THE SONIC BOOMER
A lot happened last week. To begin with, it was my parents’ 69th wedding anniversary and one of the rare times that all of us decades-old “kids” were in Wisconsin at the same time.
While we’ve all grown up to be very different from each other, the past remains the past, and we enjoy reliving it in all its hilarity. This hilarity has been embellished over the years, I’m sure, and some of the facts have become debatable, but the debates are now part of the fun.
For instance, in regard to my dad’s career rival, my brother says, “I didn’t realize his first name didn’t begin with ‘F’ until I was 21!” Not that dad habitually used bad language — far from it. And never in front of “the ladies.” But some people just rub you the wrong way, day in and day out, and you end up swearing.

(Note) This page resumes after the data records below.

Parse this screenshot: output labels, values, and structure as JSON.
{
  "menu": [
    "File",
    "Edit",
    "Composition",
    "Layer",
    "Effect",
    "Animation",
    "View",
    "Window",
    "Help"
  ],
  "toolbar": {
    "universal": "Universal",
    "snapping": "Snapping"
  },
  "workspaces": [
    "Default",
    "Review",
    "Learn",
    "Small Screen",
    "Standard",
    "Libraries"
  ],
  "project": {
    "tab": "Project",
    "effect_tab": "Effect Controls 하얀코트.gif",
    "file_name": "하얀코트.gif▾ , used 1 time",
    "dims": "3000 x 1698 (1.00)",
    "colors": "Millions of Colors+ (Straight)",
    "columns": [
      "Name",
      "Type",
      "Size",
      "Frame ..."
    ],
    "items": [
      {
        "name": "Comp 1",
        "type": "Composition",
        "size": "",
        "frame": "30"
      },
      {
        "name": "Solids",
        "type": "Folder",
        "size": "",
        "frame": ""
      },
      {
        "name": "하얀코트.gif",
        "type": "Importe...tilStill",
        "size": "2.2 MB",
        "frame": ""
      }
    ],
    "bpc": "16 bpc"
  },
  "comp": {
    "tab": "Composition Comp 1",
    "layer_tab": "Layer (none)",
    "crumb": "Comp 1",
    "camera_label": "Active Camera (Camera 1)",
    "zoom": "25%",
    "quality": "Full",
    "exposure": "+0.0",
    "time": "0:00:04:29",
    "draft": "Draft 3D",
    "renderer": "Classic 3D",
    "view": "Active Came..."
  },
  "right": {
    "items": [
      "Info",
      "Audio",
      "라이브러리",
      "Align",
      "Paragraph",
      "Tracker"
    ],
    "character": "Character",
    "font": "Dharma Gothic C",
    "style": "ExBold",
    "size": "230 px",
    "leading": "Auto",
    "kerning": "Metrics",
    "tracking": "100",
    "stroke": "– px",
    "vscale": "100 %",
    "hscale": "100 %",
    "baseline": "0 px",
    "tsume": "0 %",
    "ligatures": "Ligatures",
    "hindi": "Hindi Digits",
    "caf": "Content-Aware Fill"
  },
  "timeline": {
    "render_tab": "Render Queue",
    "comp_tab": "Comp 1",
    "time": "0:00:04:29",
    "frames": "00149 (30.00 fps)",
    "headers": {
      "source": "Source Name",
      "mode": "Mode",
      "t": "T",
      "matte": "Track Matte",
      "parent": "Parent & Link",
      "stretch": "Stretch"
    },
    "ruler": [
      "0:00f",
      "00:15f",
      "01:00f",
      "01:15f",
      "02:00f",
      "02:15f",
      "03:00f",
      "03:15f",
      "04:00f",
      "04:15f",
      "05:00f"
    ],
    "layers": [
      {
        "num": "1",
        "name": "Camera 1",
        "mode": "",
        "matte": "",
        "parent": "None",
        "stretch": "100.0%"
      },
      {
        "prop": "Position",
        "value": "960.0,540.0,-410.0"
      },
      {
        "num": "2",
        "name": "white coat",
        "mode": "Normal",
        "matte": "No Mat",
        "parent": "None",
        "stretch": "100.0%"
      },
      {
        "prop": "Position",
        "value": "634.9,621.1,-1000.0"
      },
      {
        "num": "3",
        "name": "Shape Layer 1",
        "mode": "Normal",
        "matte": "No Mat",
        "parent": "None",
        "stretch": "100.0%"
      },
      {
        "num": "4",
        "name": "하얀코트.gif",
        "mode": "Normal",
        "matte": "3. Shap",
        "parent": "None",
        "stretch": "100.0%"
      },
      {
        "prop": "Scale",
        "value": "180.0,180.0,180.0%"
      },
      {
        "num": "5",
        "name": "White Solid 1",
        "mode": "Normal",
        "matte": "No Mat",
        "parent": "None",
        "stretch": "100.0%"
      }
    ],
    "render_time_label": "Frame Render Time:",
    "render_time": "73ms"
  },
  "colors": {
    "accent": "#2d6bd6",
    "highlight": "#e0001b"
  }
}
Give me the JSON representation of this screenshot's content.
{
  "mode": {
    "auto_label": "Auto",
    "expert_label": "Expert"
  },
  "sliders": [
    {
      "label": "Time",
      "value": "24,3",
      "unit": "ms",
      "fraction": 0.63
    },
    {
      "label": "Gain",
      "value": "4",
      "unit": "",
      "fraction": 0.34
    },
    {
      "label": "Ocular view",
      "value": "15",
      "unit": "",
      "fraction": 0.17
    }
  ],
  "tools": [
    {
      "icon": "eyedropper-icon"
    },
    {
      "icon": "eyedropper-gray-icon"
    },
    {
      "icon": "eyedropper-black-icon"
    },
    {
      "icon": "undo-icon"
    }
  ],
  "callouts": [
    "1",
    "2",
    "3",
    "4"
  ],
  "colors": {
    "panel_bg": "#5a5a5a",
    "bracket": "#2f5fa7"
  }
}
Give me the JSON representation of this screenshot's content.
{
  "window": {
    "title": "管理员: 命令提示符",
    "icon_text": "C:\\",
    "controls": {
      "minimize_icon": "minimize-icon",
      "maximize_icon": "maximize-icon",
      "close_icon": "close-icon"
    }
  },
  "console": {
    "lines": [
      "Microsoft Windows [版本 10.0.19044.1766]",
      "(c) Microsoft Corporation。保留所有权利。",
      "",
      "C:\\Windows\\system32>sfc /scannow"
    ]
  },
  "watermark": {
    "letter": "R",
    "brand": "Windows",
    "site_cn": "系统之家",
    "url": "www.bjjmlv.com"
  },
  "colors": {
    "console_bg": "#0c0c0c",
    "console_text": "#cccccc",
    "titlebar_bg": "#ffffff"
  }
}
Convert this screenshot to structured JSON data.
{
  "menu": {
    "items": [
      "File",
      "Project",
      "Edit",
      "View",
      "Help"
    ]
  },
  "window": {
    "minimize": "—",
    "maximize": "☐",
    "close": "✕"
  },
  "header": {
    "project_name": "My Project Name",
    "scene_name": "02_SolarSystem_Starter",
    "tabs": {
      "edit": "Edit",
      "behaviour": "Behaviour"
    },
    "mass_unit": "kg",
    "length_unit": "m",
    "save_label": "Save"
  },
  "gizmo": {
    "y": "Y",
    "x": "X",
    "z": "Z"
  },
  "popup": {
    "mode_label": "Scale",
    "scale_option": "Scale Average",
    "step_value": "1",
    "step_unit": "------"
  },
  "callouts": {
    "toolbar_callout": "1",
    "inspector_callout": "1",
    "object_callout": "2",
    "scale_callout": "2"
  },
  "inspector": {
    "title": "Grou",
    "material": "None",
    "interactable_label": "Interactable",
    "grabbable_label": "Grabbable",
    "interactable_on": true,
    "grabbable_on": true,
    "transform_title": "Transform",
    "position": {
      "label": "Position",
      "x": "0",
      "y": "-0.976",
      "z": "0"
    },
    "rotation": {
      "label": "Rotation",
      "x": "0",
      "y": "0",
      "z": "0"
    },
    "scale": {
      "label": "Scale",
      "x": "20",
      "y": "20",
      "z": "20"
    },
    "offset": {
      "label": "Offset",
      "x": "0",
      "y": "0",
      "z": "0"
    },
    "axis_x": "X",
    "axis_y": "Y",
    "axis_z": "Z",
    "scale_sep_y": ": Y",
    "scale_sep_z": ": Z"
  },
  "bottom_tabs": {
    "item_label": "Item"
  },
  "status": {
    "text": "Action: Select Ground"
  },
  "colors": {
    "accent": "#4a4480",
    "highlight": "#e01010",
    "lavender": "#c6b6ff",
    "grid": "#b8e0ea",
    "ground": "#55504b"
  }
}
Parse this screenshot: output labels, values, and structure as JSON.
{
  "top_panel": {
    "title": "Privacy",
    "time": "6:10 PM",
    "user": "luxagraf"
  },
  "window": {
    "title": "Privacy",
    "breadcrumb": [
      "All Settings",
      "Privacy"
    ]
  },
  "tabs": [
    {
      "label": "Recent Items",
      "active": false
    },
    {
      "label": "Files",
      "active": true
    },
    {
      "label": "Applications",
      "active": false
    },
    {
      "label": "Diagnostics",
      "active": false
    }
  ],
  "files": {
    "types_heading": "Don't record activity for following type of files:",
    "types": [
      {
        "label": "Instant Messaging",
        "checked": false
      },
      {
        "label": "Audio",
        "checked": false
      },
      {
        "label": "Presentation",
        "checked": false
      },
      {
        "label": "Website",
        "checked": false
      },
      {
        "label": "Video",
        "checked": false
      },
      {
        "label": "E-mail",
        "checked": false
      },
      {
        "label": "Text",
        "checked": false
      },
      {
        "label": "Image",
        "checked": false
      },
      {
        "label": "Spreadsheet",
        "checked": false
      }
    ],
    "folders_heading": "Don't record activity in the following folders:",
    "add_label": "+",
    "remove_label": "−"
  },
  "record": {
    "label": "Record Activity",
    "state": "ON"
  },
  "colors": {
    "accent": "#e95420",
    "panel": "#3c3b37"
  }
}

Personally, I think my two brothers, one sister and I were very different from each other from the get-go. There’s a lot to be celebrated there, but how my parents kept all four of those distinct personalities in line within the walls of our 800-square-foot home is beyond me. I do remember lots of clear-cut rules, strong suggestions and “helpful hints” that maneuvered us through Wisconsin’s 10-month winters, where we all needed to spend most of our time indoors.
At any rate, my parents are 90 years old now, so any visit now brings us into contact with lots of fairly old people, and old people are funny. I commented to one of them that she looked quite smart dressed all in purple as she was.
“Even your sneakers are purple!” I exclaimed.
“Well, purple is the Alzheimer’s color and today is Alzheimer’s Awareness Day,” she replied, then added, “At least I think it’s today.”
Incidentally, she was right about the day — June 21 in the United States. But Sept. 21 is World Alzheimer’s Day. Way to confuse the old people, Alzheimer’s organizers!
The Wisconsin trip had its fair share of drama, too, as we were moving mom into an apartment where she could be closer to dad, who is in rehab, recovering from an infection for which he needs extremely strong medication.
Unfortunately, the medicine gives him hallucinations that convince him he’s fine and doesn’t need to use a walker. Next thing we know, they are calling us saying he is on the floor.
So mom has had quite a week what with visiting dad every day, sorting through everything she owns so she can downsize, and not being able to find the aspirin. (Not that she needed aspirin — that was for me.) Getting old is not for the faint of heart.
But, as always, mom and dad stand as beacons of responsibility and good examples for their children. 1) Get your paperwork in order. 2) Save up for long-term care. 3) Maintain your sense of humor.